Tetanus Immune Globulin (TIG) consists of human antibodies derived from healthy donors used for the treatment of tetanus disease and tetanus post-exposure prophylaxis. Provides passive immunity towards tetanus by neutralizing unbound toxins produced by Clostridium tetani (tetanus toxin or tetanospasmin). It improves survival and is considered to be standard treatment.
Tetanus prophylaxis based on patient’s history of tetanus immunization and wound characteristics:
*Tetanus-prone wounds: >6 hours, >1cm depth, high risk of contamination mechanism of injury (missile, crush, burn, frostbite, agriculture-related injuries), presence of devitalized tissue, presence of contaminants (dirt, saliva, etc)
Tetanus treatment: The actual recommended dose is 500 IU IM with part of the dose infiltrated around the source wound (1; CDC 2020). Classically the sugested dose of 3000-6000 Units IM, with part of the dose infiltrated around the wound, derived from limited data from 1960-1980s studies (3; Nation 1965). HyperTET™ 2020 label for active tetanus refers that the “dosage should be adjusted according to the severity of the infection”.
Tetanus prophylaxis: 250 Units IM*.
*FDA Approved in 1957
<7 years: 4 IU/kg.
>7 years: 250 IU IM.
Tetanus Treatment: 500 IU IM recommended (1; CDC 2020). Very limited data.
Renal, hepatic, geriatric or other adjustments
No adjustments needed.
Dosage Forms: US
HyperTET™ S/D: 250 units/mL (1ml), injectable, only intramuscular administration.
Frequency not defined:
Central nervous system: increased body temperature.
Local: Local soreness at injection site, pain at injection site, tenderness at injection site
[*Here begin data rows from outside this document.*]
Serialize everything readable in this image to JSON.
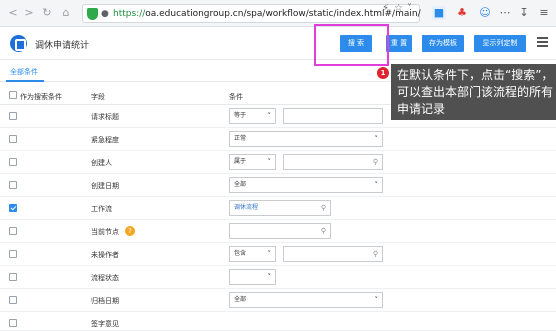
{
  "browser": {
    "url_scheme": "https://",
    "url_rest": "oa.educationgroup.cn/spa/workflow/static/index.html#/main/"
  },
  "app": {
    "title": "调休申请统计",
    "buttons": {
      "search": "搜 索",
      "reset": "重 置",
      "save_template": "存为模板",
      "show_columns": "显示列定制"
    }
  },
  "tabs": [
    {
      "label": "全部条件"
    }
  ],
  "table": {
    "headers": {
      "as_condition": "作为搜索条件",
      "field": "字段",
      "condition": "条件"
    },
    "rows": [
      {
        "field": "请求标题",
        "checked": false,
        "select": "等于"
      },
      {
        "field": "紧急程度",
        "checked": false,
        "select": "正常"
      },
      {
        "field": "创建人",
        "checked": false,
        "select": "属于"
      },
      {
        "field": "创建日期",
        "checked": false,
        "select": "全部"
      },
      {
        "field": "工作流",
        "checked": true,
        "value": "调休流程"
      },
      {
        "field": "当前节点",
        "checked": false,
        "help": "?"
      },
      {
        "field": "未操作者",
        "checked": false,
        "select": "包含"
      },
      {
        "field": "流程状态",
        "checked": false
      },
      {
        "field": "归档日期",
        "checked": false,
        "select": "全部"
      },
      {
        "field": "签字意见",
        "checked": false
      }
    ]
  },
  "callout": {
    "badge": "1",
    "text": "在默认条件下，点击“搜索”，可以查出本部门该流程的所有申请记录"
  },
  "colors": {
    "accent": "#2d8ceb",
    "highlight": "#e13ddb",
    "badge": "#e0242f",
    "callout_bg": "#505050"
  }
}
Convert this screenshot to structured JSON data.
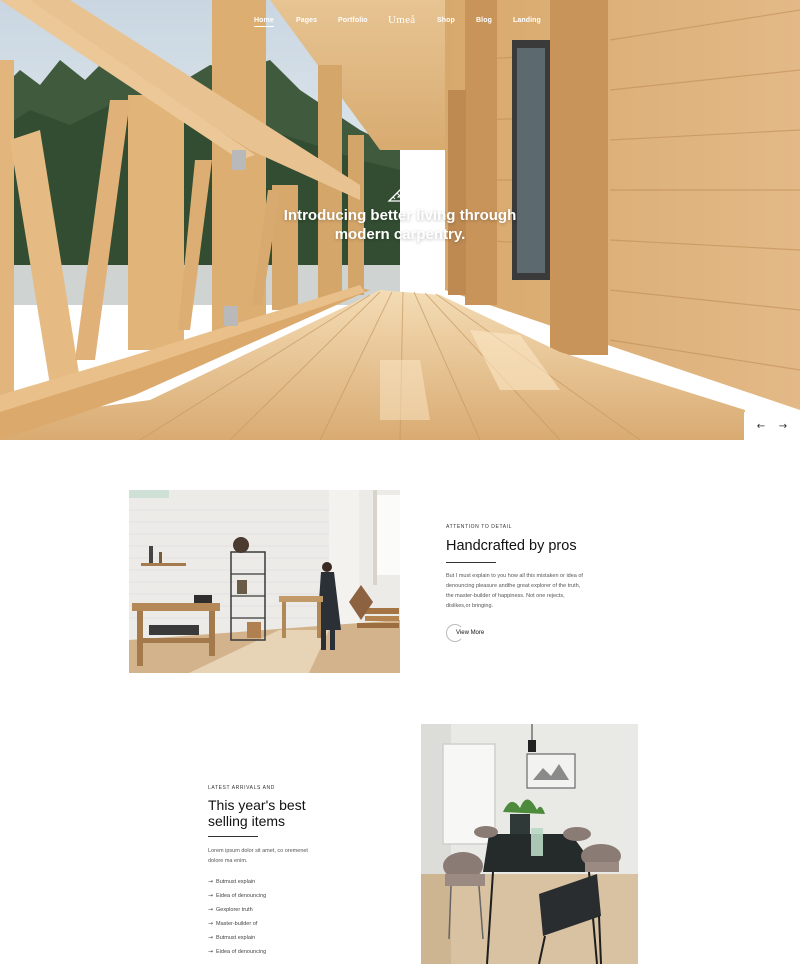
{
  "nav": {
    "items": [
      {
        "label": "Home",
        "active": true
      },
      {
        "label": "Pages"
      },
      {
        "label": "Portfolio"
      },
      {
        "label": "Shop"
      },
      {
        "label": "Blog"
      },
      {
        "label": "Landing"
      }
    ],
    "brand": "Umeå"
  },
  "hero": {
    "title_line1": "Introducing better living through",
    "title_line2": "modern carpentry.",
    "logo_icon": "set-square-icon",
    "prev_icon": "arrow-left-icon",
    "next_icon": "arrow-right-icon",
    "prev_glyph": "←",
    "next_glyph": "→"
  },
  "feature": {
    "eyebrow": "ATTENTION TO DETAIL",
    "title": "Handcrafted by pros",
    "body": "But I must explain to you how all this mistaken or idea of denouncing pleasure andthe great explorer of the truth, the master-builder of happiness. Not one rejects, dislikes,or bringing.",
    "cta": "View More"
  },
  "arrivals": {
    "eyebrow": "LATEST ARRIVALS AND",
    "title_line1": "This year's best",
    "title_line2": "selling items",
    "body": "Lorem ipsum dolor sit amet, co oremenet dolore ma enim.",
    "list": [
      "Butmust explain",
      "Eidea of denouncing",
      "Gexplorer truth",
      "Master-builder of",
      "Butmust explain",
      "Eidea of denouncing"
    ],
    "arrow_glyph": "→"
  },
  "colors": {
    "wood_light": "#e8c89a",
    "wood_mid": "#d4a36a",
    "wood_dark": "#b98450",
    "sky": "#dfe7ee",
    "forest": "#3d5a3a"
  }
}
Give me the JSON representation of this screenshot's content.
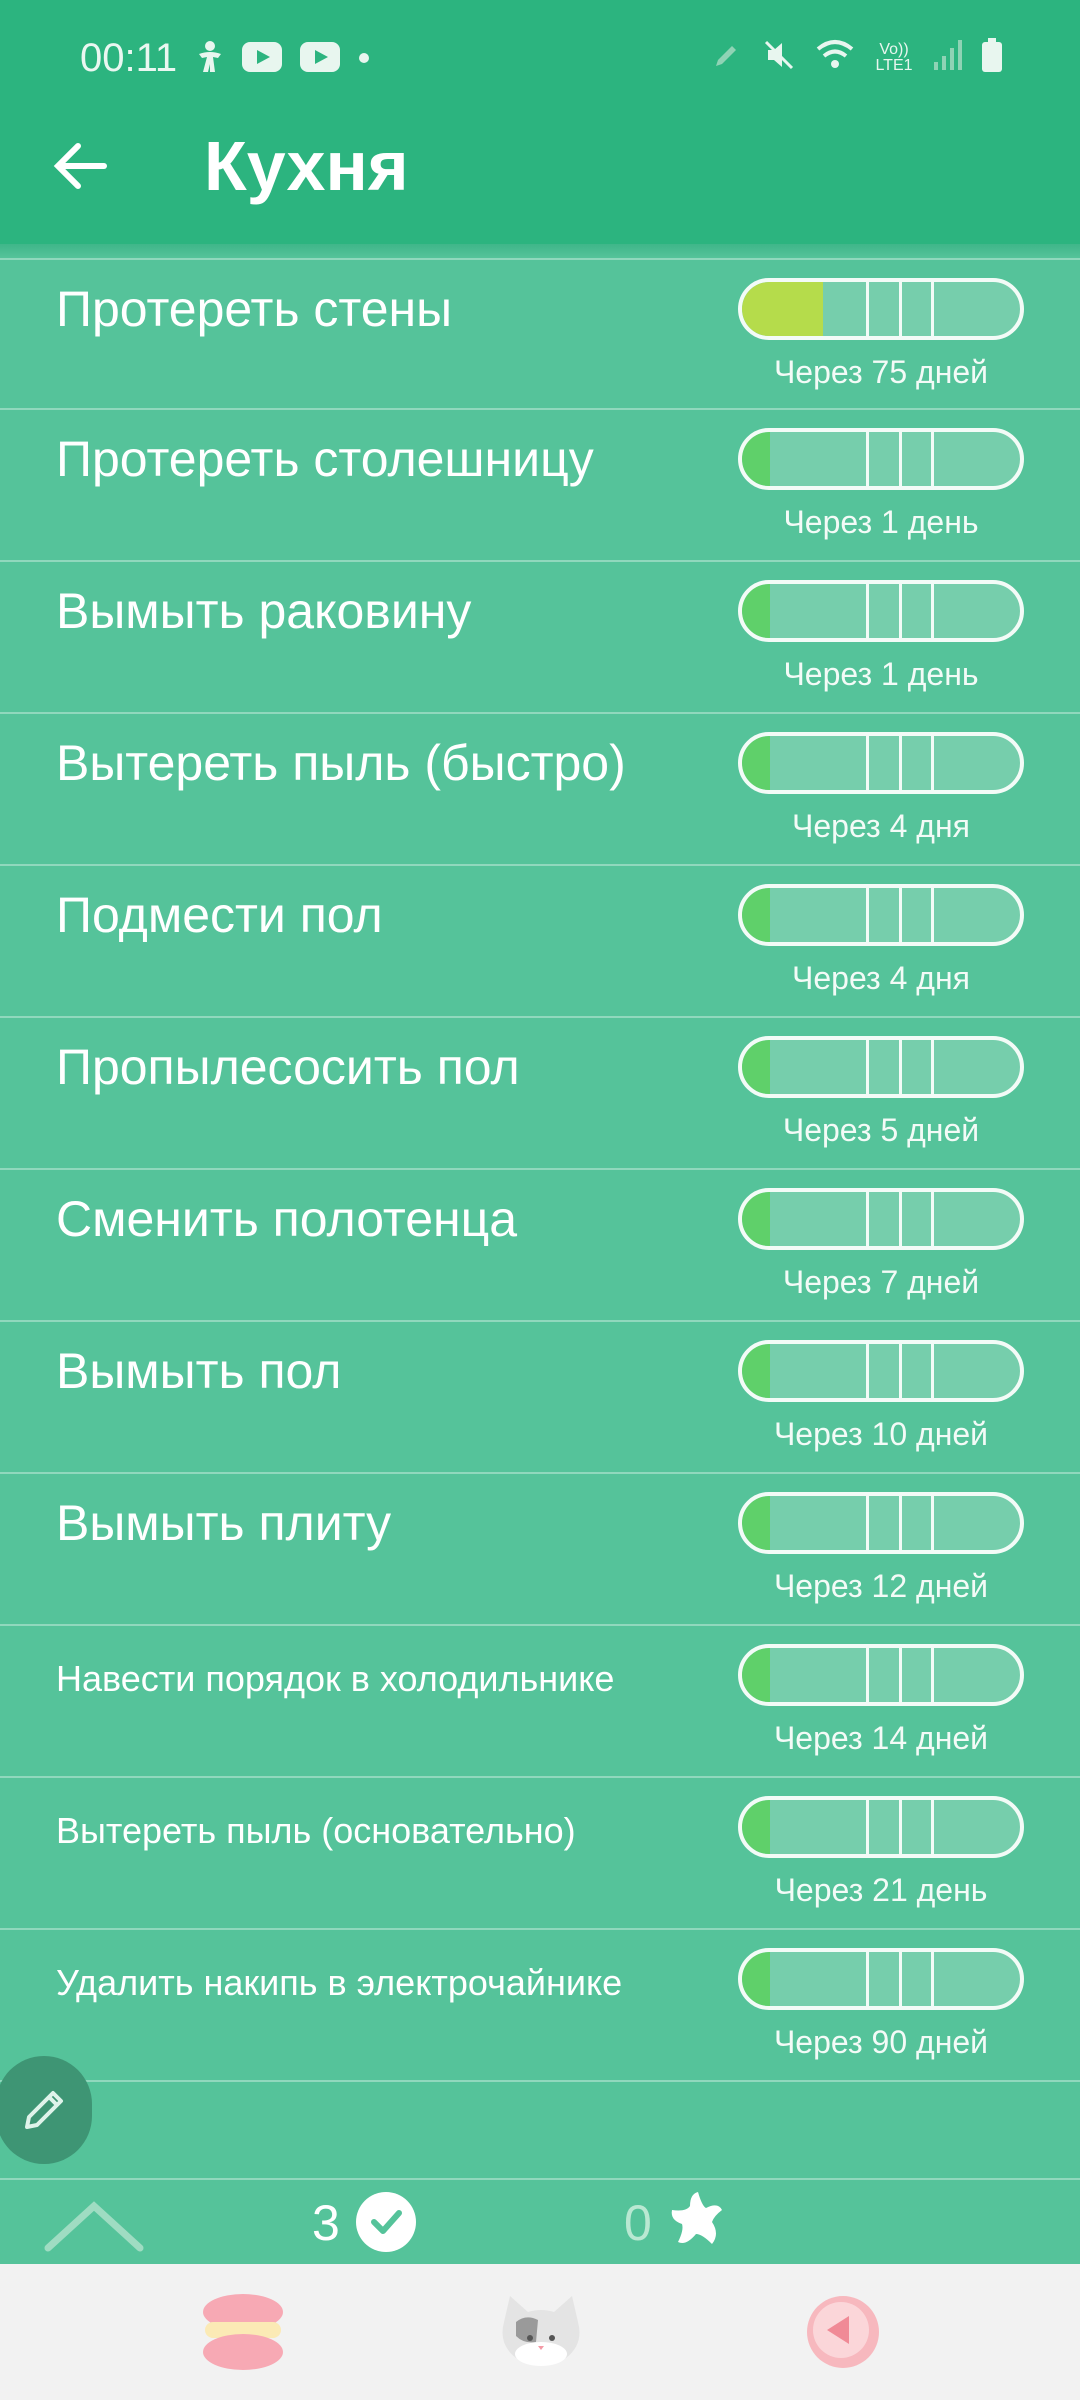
{
  "status_bar": {
    "time": "00:11",
    "left_icons": [
      "accessibility-icon",
      "youtube-icon",
      "youtube-icon",
      "dot-icon"
    ],
    "right_icons": [
      "pen-icon",
      "mute-icon",
      "wifi-icon",
      "volte-icon",
      "signal-icon",
      "battery-icon"
    ],
    "volte_text": "Vo)) LTE1"
  },
  "app_bar": {
    "title": "Кухня",
    "back_icon": "arrow-left-icon",
    "background": "#2cb47f"
  },
  "list_background": "#55c39a",
  "tasks": [
    {
      "name": "Протереть стены",
      "due": "Через 75 дней",
      "progress": 0.29,
      "fill_color": "#b5dc4b"
    },
    {
      "name": "Протереть столешницу",
      "due": "Через 1 день",
      "progress": 0.1,
      "fill_color": "#5fd06a"
    },
    {
      "name": "Вымыть раковину",
      "due": "Через 1 день",
      "progress": 0.1,
      "fill_color": "#5fd06a"
    },
    {
      "name": "Вытереть пыль (быстро)",
      "due": "Через 4 дня",
      "progress": 0.1,
      "fill_color": "#5fd06a"
    },
    {
      "name": "Подмести пол",
      "due": "Через 4 дня",
      "progress": 0.1,
      "fill_color": "#5fd06a"
    },
    {
      "name": "Пропылесосить пол",
      "due": "Через 5 дней",
      "progress": 0.1,
      "fill_color": "#5fd06a"
    },
    {
      "name": "Сменить полотенца",
      "due": "Через 7 дней",
      "progress": 0.1,
      "fill_color": "#5fd06a"
    },
    {
      "name": "Вымыть пол",
      "due": "Через 10 дней",
      "progress": 0.1,
      "fill_color": "#5fd06a"
    },
    {
      "name": "Вымыть плиту",
      "due": "Через 12 дней",
      "progress": 0.1,
      "fill_color": "#5fd06a"
    },
    {
      "name": "Навести порядок в холодильнике",
      "due": "Через 14 дней",
      "progress": 0.1,
      "fill_color": "#5fd06a"
    },
    {
      "name": "Вытереть пыль (основательно)",
      "due": "Через 21 день",
      "progress": 0.1,
      "fill_color": "#5fd06a"
    },
    {
      "name": "Удалить накипь в электрочайнике",
      "due": "Через 90 дней",
      "progress": 0.1,
      "fill_color": "#5fd06a"
    }
  ],
  "summary": {
    "done_count": "3",
    "star_count": "0",
    "expand_icon": "chevron-up-icon",
    "check_icon": "check-circle-icon",
    "star_icon": "splat-star-icon"
  },
  "fab": {
    "icon": "pencil-icon"
  },
  "bottom_nav": {
    "items": [
      {
        "icon": "macaron-icon"
      },
      {
        "icon": "cat-icon"
      },
      {
        "icon": "back-circle-icon"
      }
    ]
  }
}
<1%, postmarketing, and/or case reports: Anaphylactic shock, angioedema, nephrotic syndrome.
Product of human plasma, may potentially contain infectious agents which could transmit disease. Screening of donors, as well as testing and/or inactivation or removal of certain viruses, reduces the risk. Infections thought to be transmitted by this product should be reported to the manufacturer.
Use with caution in individuals who have experienced allergic or other adverse effects secondary to other immunoglobulin-containing products.
Pregnancy Risk Factor and Lactation
Pregnancy Risk Factor Category C.
Animal reproduction and human pregnancy studies have not been conducted. The CDC recommends Tetanus Immune Globulin and tetanus toxoid containing vaccine as part of the standard wound management to prevent tetanus in pregnant women.
Lactation: very low risk, safe. Minimal risk for breastfeeding and infant. The secretion of immunoglobulin into breast milk may help to transfer passive immunization to the child.
Half-life elimination: individuals with normal IgG concentration: ~23 days
Time to peak, plasma: IgG concentration: IM: ~2 days
Major drug interactions
Monitor closely the administration of live vaccines: adenovirus type 4 and 7, BCG, measles (rubeola), measles-mumps-rubella, measles-mumps-rubella-varicella, varicella virus, rubella, smallpox. As tetanus immune globulin decreases their effect. Separate any by 3 months (NIH 2020).
Centers for Disease Control and Prevention (CDC), Epidemiology and Prevention of Vaccine-Preventable Diseases. Tejpratap S.P. Tiwari, MD; Pedro L. Moro, MD, MPH; and Anna M. Acosta, MD. Chapter 21: Tetanus. Updated December 2020. Visited in June 2021.
Yen LMM, Thwaites CLU. Tetanus. Lancet. 2019 Apr 20;393(10181):1657-68. doi:10.1016/S0140-6736(18)33131-3.
Nation NS, Pierce NF, Adler SJ, Chinnock RF, Wehrle PF: Tetanus: the use of human hyperimmune globulin in treatment. Calif Med 1963; 98: pp. 305-307.
NIH (National Institutes of Health). DailyMed. Label: HyperTET™ (Tetanus Immune Globuline - human injection), updated December 2020.
WHO/UNICEF. Breastfeeding and Maternal Medication Recommendations for Drugs in the Eleventh WHO Model List of Essential Drugs. Department of Child and Adolescent Health and Development, 2002.